Shrimanker started off the workshop by helping the founders understand their tax obligations and filing requirements. He also explained in-depth about different forms each startup need to file, as there were different types of startups in attendance such as C-Corps, LLCs,and not-for profit organizations.
There were discussions on various topics as well, such as why Wave Apps may be a more economical accounting system solution for pre-revenue startups rather than other accounting packages and why local banks are a better choice to work with than large commercial banks.
Shrimanker later touched on some important finance and accounting terms, before closing out the two-hour long workshop with a Q&A session for each startup.
To learn more about the Zahn Innovation Center and the companies that are involved please visit: http://www.zahncenternyc.com
Written by Tony Kyaw
Akshay Shrimanker, President of Shay CPA P.C., gave a two-hour business development workshop this Tuesday alongside Michael Maldonado of America’s SBDC located at Queens College. The workshop was held inside the Tech Incubator at Queens College and was aimed to educate small businesses that are looking to expand.
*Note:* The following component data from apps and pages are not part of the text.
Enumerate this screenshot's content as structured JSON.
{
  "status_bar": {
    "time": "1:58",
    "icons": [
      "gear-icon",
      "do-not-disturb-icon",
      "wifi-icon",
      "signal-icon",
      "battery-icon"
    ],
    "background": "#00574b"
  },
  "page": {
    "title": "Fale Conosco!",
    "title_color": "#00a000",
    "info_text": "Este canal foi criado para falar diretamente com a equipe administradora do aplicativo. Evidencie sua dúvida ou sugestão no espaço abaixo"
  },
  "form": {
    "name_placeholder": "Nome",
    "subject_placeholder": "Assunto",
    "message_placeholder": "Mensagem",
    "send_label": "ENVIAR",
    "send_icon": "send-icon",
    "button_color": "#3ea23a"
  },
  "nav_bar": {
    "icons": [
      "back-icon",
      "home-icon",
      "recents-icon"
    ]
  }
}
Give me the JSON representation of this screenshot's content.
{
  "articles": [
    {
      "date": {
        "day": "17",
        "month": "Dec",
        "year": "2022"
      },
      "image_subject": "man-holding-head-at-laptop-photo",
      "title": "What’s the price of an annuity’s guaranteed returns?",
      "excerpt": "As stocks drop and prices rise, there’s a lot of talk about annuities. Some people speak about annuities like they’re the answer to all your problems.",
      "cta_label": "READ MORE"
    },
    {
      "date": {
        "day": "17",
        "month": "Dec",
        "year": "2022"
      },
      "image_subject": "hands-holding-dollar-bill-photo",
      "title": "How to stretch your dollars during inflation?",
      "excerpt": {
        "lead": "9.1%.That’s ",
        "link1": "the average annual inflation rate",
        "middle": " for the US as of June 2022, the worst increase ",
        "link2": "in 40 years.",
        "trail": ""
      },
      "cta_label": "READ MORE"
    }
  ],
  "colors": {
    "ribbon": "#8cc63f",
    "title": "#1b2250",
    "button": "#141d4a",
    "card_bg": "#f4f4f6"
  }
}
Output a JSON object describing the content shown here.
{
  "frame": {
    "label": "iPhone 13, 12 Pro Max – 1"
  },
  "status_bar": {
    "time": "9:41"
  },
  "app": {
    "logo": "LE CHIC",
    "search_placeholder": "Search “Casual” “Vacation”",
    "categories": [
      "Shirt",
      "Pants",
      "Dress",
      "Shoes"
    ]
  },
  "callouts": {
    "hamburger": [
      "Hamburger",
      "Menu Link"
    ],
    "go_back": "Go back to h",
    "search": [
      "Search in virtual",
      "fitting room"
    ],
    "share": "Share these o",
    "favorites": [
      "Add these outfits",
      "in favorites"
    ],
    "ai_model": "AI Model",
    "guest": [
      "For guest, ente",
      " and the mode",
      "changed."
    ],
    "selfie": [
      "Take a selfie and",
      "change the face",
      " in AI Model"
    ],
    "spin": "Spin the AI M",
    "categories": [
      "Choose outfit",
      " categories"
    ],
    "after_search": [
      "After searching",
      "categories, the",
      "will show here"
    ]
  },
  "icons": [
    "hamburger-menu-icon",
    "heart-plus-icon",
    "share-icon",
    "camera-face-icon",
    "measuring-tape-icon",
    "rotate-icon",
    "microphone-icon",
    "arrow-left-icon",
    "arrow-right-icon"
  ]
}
Maldonado started off the workshop by explaining basic business terminology, before moving on to key tips, useful tools, budgeting advice, and funding sources. He also went in-depth about why local community banks may be better suited for startups than commercial banks, as well as going through a list of alternative lenders.
He finished his part of the presentation by explaining the general criteria and disqualifiers of money lenders.
Shrimanker then took over the workshop to speak on improving the financial health of businesses. He first walked through the basics of balance sheets, which consist of assets, liabilities, and equity.
He then went on to talk about income statements, and explained in-depth about revenue, expenses, and net income/loss.
A small Q&A session was held between the presenters and attendees before the workshop came to a close around 2 p.m.
You can listen to the whole presentation by clicking this link.